◆ TASK PROMPT: Restate the data below word for word. Leave the images out.

◆ INFORMATION SUPPLIED:
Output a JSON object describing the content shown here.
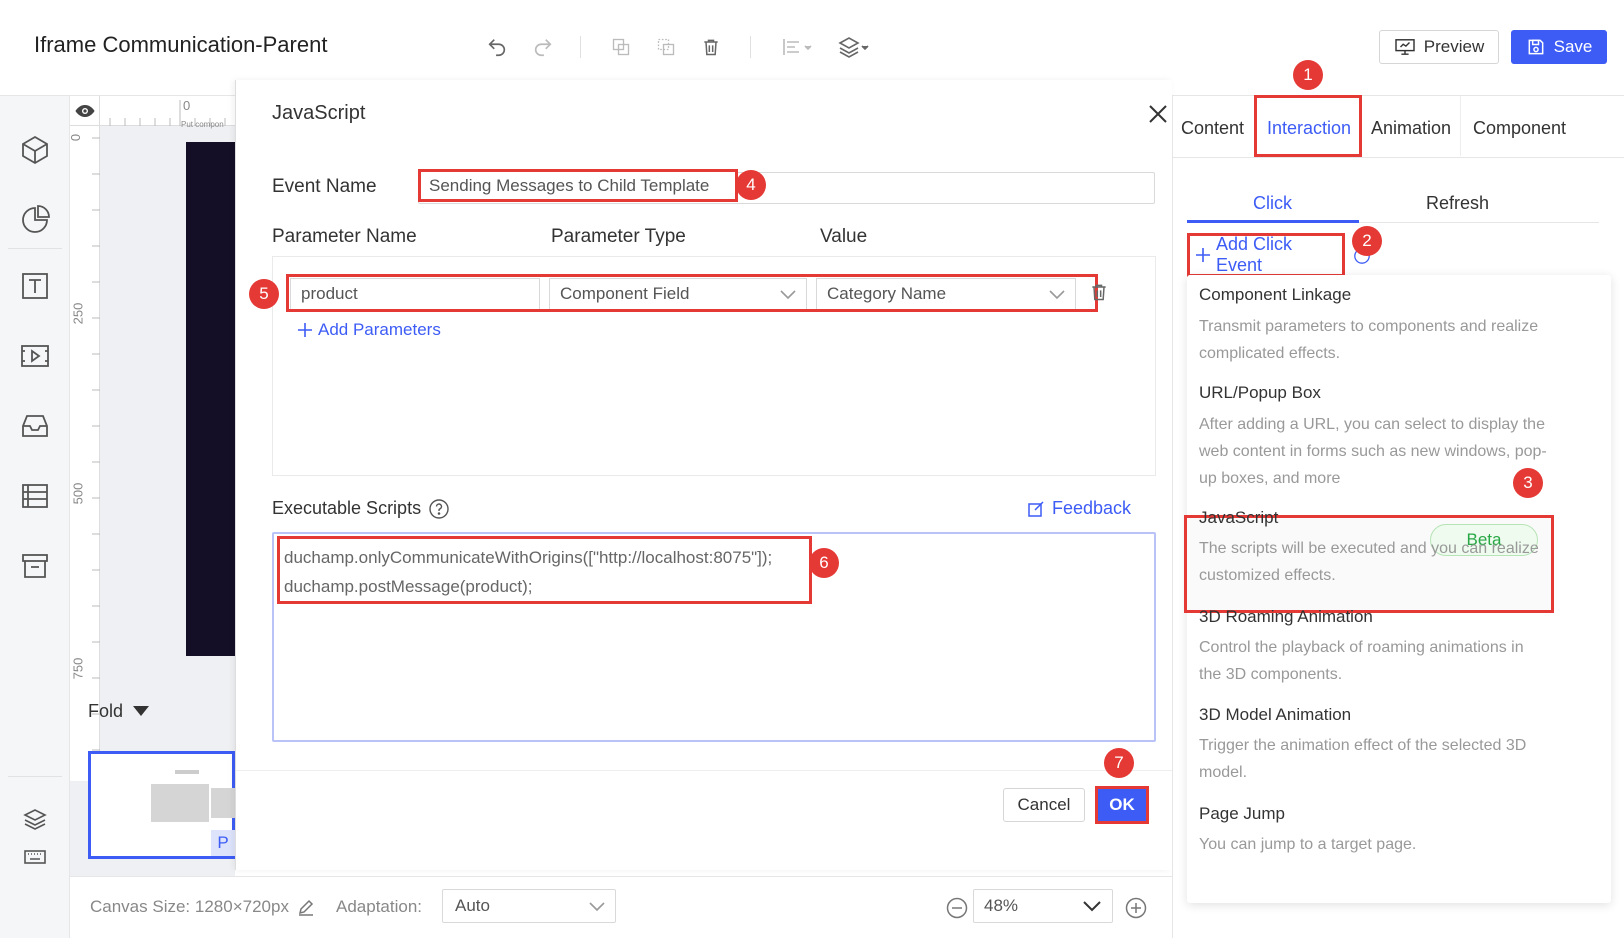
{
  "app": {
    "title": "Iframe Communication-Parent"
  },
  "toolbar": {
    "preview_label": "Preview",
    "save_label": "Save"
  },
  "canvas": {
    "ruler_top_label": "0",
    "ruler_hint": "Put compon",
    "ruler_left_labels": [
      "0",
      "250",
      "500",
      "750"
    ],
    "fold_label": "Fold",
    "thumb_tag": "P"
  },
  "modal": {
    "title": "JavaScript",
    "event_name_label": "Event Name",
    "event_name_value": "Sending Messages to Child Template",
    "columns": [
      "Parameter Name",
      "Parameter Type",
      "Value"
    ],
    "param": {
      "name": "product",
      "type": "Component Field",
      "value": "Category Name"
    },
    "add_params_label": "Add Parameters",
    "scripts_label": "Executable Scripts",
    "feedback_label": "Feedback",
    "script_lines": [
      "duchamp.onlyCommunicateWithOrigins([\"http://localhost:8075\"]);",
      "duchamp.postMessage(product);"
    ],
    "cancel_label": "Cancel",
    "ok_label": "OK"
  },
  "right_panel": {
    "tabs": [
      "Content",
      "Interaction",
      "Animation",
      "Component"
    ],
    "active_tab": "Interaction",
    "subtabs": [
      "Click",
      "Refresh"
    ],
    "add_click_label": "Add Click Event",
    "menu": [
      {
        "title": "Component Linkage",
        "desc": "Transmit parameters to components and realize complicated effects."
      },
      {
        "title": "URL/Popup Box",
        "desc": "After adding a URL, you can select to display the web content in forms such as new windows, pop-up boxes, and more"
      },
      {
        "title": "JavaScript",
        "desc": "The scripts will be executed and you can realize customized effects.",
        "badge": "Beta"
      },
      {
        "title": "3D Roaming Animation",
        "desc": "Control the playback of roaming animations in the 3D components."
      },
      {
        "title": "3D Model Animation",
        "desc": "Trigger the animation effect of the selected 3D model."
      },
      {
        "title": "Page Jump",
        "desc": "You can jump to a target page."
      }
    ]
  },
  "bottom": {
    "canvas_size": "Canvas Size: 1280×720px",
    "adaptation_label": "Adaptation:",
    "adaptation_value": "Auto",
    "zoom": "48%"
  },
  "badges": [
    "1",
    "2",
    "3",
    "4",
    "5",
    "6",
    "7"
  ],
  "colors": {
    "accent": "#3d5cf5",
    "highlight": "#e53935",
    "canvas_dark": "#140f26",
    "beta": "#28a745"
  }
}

◆ EXERCISE OUTPUT:
Output a JSON object describing the content shown here.
{
  "app": {
    "title": "Iframe Communication-Parent"
  },
  "toolbar": {
    "preview_label": "Preview",
    "save_label": "Save"
  },
  "canvas": {
    "ruler_top_label": "0",
    "ruler_hint": "Put compon",
    "ruler_left_labels": [
      "0",
      "250",
      "500",
      "750"
    ],
    "fold_label": "Fold",
    "thumb_tag": "P"
  },
  "modal": {
    "title": "JavaScript",
    "event_name_label": "Event Name",
    "event_name_value": "Sending Messages to Child Template",
    "columns": [
      "Parameter Name",
      "Parameter Type",
      "Value"
    ],
    "param": {
      "name": "product",
      "type": "Component Field",
      "value": "Category Name"
    },
    "add_params_label": "Add Parameters",
    "scripts_label": "Executable Scripts",
    "feedback_label": "Feedback",
    "script_lines": [
      "duchamp.onlyCommunicateWithOrigins([\"http://localhost:8075\"]);",
      "duchamp.postMessage(product);"
    ],
    "cancel_label": "Cancel",
    "ok_label": "OK"
  },
  "right_panel": {
    "tabs": [
      "Content",
      "Interaction",
      "Animation",
      "Component"
    ],
    "active_tab": "Interaction",
    "subtabs": [
      "Click",
      "Refresh"
    ],
    "add_click_label": "Add Click Event",
    "menu": [
      {
        "title": "Component Linkage",
        "desc": "Transmit parameters to components and realize complicated effects."
      },
      {
        "title": "URL/Popup Box",
        "desc": "After adding a URL, you can select to display the web content in forms such as new windows, pop-up boxes, and more"
      },
      {
        "title": "JavaScript",
        "desc": "The scripts will be executed and you can realize customized effects.",
        "badge": "Beta"
      },
      {
        "title": "3D Roaming Animation",
        "desc": "Control the playback of roaming animations in the 3D components."
      },
      {
        "title": "3D Model Animation",
        "desc": "Trigger the animation effect of the selected 3D model."
      },
      {
        "title": "Page Jump",
        "desc": "You can jump to a target page."
      }
    ]
  },
  "bottom": {
    "canvas_size": "Canvas Size: 1280×720px",
    "adaptation_label": "Adaptation:",
    "adaptation_value": "Auto",
    "zoom": "48%"
  },
  "badges": [
    "1",
    "2",
    "3",
    "4",
    "5",
    "6",
    "7"
  ],
  "colors": {
    "accent": "#3d5cf5",
    "highlight": "#e53935",
    "canvas_dark": "#140f26",
    "beta": "#28a745"
  }
}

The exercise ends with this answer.